At the Red Center, Aunt Elizabeth is in charge of the less spiritual aspects of the training of the handmaids: she teaches gynecology and oversees discipline. When Moira escapes, it is Aunt Elizabeth that she ties up and strips of her clothes.
The handmaid who narrates this story refers to this character as "that whiney bitch Janine," and she is shown throughout this story to be annoying and pathetic. At the Red Center, when Janine tells the other handmaids-in-training about being gang-raped at age fourteen, they chant that it was her fault, that she led the boys on. The next week Janine announces that this rape was her fault. For the rest of the story she behaves as the model handmaid, is trusted as Aunt Lydia's spy when Moira escapes, and gives her baby up immediately after the delivery is over. Her compliance is achieved at the cost of her sanity: when the handmaids tear a man apart with their hands during the ritual called the Salvaging, Janine wanders around with blood smeared on her cheek and a clump of hair in her hand. Clearly delusional, she babbles cheerfully: "Hi there," "How are you doing?" "You have a nice day."

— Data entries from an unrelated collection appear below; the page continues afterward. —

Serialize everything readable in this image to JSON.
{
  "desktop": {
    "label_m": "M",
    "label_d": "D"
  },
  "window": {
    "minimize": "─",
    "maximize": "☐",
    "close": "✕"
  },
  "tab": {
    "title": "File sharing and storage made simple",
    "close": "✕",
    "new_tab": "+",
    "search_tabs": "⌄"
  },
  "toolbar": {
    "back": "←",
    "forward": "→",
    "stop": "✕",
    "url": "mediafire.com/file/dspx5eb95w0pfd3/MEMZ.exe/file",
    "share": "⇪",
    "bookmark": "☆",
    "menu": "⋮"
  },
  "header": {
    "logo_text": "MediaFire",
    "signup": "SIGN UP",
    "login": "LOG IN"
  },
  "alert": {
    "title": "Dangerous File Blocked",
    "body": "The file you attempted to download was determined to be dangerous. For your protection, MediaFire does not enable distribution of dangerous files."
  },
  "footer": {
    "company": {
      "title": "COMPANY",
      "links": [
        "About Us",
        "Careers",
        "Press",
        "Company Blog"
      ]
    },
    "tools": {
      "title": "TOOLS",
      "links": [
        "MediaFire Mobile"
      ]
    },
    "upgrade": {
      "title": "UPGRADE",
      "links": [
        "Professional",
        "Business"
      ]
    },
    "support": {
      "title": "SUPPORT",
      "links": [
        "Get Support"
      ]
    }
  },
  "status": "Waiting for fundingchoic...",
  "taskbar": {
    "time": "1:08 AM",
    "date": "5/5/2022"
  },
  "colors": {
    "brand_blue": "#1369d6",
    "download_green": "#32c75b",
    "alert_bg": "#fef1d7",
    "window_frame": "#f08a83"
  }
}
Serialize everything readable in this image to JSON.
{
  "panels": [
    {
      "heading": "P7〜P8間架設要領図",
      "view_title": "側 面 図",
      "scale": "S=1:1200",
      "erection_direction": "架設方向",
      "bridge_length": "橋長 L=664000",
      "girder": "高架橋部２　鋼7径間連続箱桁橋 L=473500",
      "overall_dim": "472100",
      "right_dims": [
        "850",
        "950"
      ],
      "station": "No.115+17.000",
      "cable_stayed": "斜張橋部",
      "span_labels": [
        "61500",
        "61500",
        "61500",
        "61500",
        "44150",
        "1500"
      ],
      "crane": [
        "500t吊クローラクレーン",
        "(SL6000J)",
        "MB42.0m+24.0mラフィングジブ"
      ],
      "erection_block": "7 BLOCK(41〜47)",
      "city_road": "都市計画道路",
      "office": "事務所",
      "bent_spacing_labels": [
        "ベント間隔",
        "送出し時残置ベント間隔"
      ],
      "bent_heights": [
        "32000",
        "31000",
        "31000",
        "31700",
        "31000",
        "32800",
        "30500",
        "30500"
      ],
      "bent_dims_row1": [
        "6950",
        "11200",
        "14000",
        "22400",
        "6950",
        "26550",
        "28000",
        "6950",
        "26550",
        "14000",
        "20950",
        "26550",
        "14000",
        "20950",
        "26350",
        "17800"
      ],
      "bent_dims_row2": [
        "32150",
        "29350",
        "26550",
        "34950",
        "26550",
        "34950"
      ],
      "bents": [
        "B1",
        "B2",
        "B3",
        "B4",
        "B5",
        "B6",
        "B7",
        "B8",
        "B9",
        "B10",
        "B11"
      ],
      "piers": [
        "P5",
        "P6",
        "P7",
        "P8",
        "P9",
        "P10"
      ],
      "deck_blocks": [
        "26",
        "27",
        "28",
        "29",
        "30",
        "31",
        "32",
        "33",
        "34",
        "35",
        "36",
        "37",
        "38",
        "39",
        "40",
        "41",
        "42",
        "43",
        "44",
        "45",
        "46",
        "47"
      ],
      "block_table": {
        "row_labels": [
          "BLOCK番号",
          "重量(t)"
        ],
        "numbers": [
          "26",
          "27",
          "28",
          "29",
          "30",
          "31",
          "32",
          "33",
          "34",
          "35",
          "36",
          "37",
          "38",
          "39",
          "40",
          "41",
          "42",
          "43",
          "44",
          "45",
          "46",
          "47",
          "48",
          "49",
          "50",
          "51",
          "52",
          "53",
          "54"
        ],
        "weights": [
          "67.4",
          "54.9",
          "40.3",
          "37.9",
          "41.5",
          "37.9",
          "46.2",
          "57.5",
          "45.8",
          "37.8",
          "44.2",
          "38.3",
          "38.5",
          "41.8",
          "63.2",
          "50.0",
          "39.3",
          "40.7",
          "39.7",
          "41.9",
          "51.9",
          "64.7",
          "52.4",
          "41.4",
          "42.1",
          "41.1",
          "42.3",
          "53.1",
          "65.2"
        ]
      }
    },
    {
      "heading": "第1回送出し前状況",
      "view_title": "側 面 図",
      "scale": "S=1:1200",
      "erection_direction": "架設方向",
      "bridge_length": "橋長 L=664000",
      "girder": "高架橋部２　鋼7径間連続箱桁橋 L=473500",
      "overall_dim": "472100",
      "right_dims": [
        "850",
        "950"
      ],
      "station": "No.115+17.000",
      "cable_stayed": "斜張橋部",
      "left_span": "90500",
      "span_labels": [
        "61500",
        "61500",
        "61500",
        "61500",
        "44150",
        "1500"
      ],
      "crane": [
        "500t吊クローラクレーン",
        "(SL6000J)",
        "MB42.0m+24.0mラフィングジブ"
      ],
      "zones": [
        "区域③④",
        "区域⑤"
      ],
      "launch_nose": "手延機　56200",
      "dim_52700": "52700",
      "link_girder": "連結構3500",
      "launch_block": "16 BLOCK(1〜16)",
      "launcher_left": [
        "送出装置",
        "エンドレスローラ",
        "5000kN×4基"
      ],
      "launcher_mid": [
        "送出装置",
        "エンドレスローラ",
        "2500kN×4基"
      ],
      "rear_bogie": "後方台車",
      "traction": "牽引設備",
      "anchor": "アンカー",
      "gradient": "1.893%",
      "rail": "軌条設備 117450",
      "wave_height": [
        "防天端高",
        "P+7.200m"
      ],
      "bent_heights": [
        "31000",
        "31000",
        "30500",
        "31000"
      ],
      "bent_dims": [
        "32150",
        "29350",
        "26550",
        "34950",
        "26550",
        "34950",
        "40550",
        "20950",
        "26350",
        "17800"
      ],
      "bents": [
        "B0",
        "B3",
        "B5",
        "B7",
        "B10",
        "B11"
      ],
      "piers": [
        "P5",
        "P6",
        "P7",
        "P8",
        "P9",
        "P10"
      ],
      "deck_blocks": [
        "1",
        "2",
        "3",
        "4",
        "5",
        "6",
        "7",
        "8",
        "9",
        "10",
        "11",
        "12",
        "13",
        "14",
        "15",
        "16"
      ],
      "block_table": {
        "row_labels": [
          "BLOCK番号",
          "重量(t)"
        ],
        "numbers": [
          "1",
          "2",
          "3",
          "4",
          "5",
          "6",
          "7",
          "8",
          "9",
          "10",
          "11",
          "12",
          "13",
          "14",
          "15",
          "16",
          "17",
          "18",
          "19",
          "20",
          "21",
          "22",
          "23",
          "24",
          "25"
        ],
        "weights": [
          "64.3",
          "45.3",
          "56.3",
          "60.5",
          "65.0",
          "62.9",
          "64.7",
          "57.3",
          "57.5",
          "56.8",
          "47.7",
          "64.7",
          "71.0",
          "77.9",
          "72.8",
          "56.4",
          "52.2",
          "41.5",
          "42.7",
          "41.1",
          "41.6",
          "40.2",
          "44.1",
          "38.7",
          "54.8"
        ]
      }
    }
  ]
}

Luke was the husband of the narrator before the time in which this novel takes place. He had a daughter with the narrator. They were caught trying to escape from...
(The entire section is 497 words.)